Roman Theater Ruins |1950s Excavation
A short walk along the old wall took us to an overlook where we had a great view of ruins from the ancient Roman Theatre from the first century. You can see large sections of the stage as well as ruins from 19 rows of seating. Romans baths were also excavated in the area. The ruins were discovered by Enrico Fiumi in the 1950’s, and he led the excavation that included work done by patients from a local psychiatric hospital.
Interesting Visit to an Alabaster Studio
Our tour included a visit to Alab’Arte, a local alabaster workshop where we were amazed! The shop was full of white carvings, vases, and sculptures of all descriptions (and white dust!!). Alabaster is quarried nearby and has always been a big industry for this area of Tuscany. It is softer than marble and easier to work with and is beautiful and translucent when cut very thin. We enjoyed seeing the handcrafted pieces of local artisans Roberto and Giorgio and watch as Roberto made a bowl that was later presented to a couple in our group who were celebrating their 50th anniversary.
Must See Museum in the Walled Tuscan Town
Our next stop was the nearby Guarnacci Etruscan Museum. We saw interesting Etruscan funeral stone boxes with unique carvings, ancient tools, alabaster pieces, and Etruscan artifacts from the area.
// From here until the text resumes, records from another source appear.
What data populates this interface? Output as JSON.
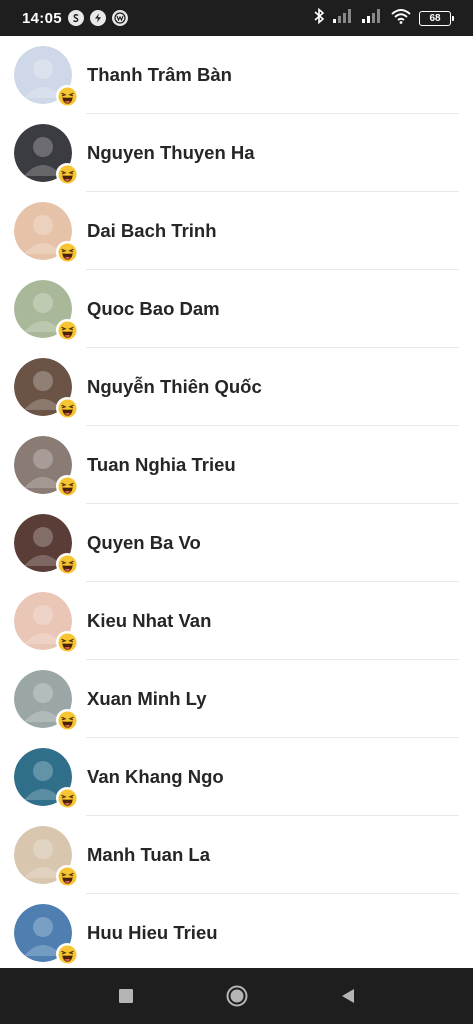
{
  "status_bar": {
    "time": "14:05",
    "battery": "68",
    "icons": [
      "s-icon",
      "bolt-icon",
      "w-icon",
      "bluetooth-icon",
      "signal-icon",
      "signal-icon",
      "wifi-icon",
      "battery-icon"
    ]
  },
  "reaction_icon": "laughing-face-icon",
  "people": [
    {
      "name": "Thanh Trâm Bàn",
      "avatar_color": "#cfd8e8"
    },
    {
      "name": "Nguyen Thuyen Ha",
      "avatar_color": "#3b3b42"
    },
    {
      "name": "Dai Bach Trinh",
      "avatar_color": "#e6c3a8"
    },
    {
      "name": "Quoc Bao Dam",
      "avatar_color": "#aab89a"
    },
    {
      "name": "Nguyễn Thiên Quốc",
      "avatar_color": "#6b5446"
    },
    {
      "name": "Tuan Nghia Trieu",
      "avatar_color": "#8a7b74"
    },
    {
      "name": "Quyen Ba Vo",
      "avatar_color": "#5a3d37"
    },
    {
      "name": "Kieu Nhat Van",
      "avatar_color": "#e9c6b6"
    },
    {
      "name": "Xuan Minh Ly",
      "avatar_color": "#9aa7a6"
    },
    {
      "name": "Van Khang Ngo",
      "avatar_color": "#2f6f8a"
    },
    {
      "name": "Manh Tuan La",
      "avatar_color": "#d8c6ae"
    },
    {
      "name": "Huu Hieu Trieu",
      "avatar_color": "#4e7fb0"
    }
  ],
  "nav_bar": {
    "buttons": [
      "recents-square-icon",
      "home-circle-icon",
      "back-triangle-icon"
    ]
  }
}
The most famous piece is a thin, elongated boy statuette called Ombra della Sera (Evening Shadow). I have a written a separate post with additional information about this museum.
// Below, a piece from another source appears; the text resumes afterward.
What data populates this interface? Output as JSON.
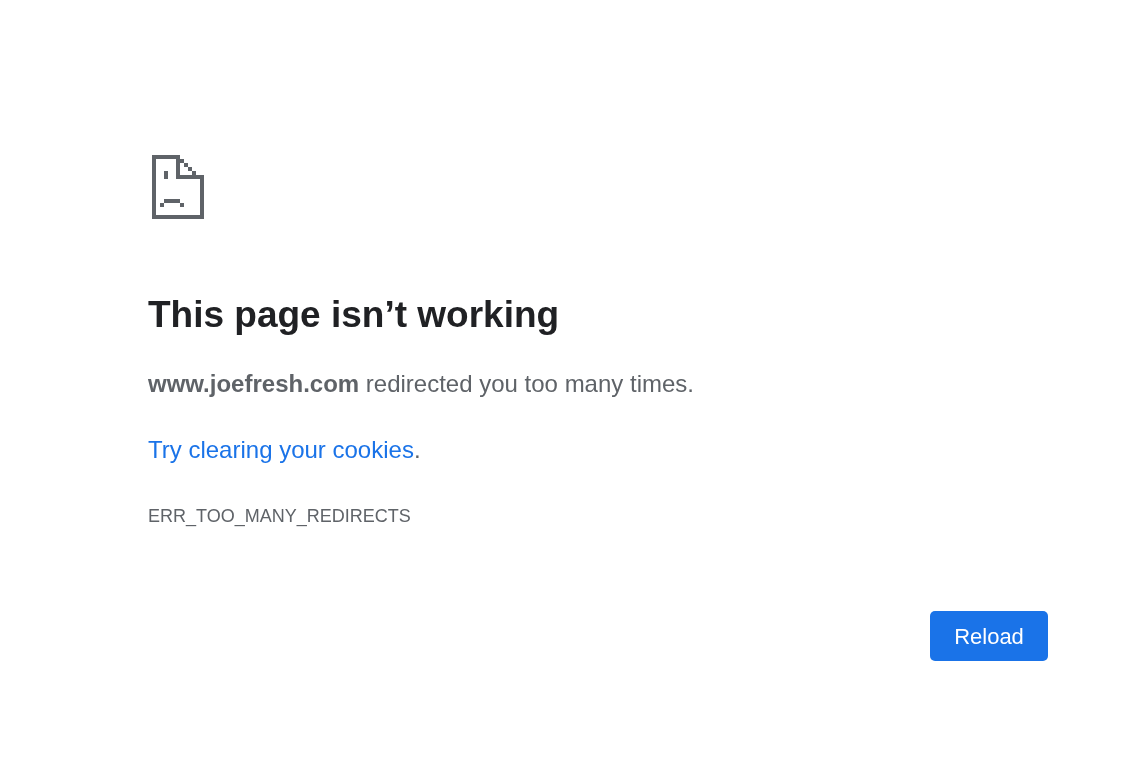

See Some Lovely Italian Art
After an enjoyable lunch under the white canopies of Pizzeria il Rifugio, we stepped in to visit the small oratory of Sant’Antonio Abate (St. Anthony) which was near our lunch restaurant. We observed the tiny, quiet chapel with its beautiful art and painted terracotta altarpiece. I felt a sacred peacefulness there in this tiny church located on a busy pedestrian corner.
We then headed to the Pinacoteca Gallery that houses many important paintings and art collections. The most famous piece at the gallery is the Deposition from the Cross by Rosso Fiorentino. We were amazed at how few people were there and that we could walk around easily to view the art. The collections included many Madonna and Child paintings on wood panels using very vibrant colors. Here is a beautiful example of the works in the gallery, a painting by Stefano di Antonio di Vanni named Madonna and Child between Angels.
Time to Wander through Volterra
We enjoyed a fun afternoon of exploring Volterra, including shopping for jewelry at the famous Fabula Etrusca and canvasing alabaster stores and local shops. I enjoyed strolling the pedestrian streets of the old stone town with its walls, alleys, lanes, vistas, and hidden corners. I snapped photos as we walked through town, hoping to capture the charm. Here are a few of my favorites.
After an enjoyable walk around town, we finally settled on the outdoor restaurant Ristorante Etruri at the Piazza Dei Priori. It was a lovely dinner to end a captivating day in the walled Tuscan town of Volterra.
The quaint, historical town of Volterra was definitely a highlight of our tour.
I hope you enjoyed the post. Geaux travel!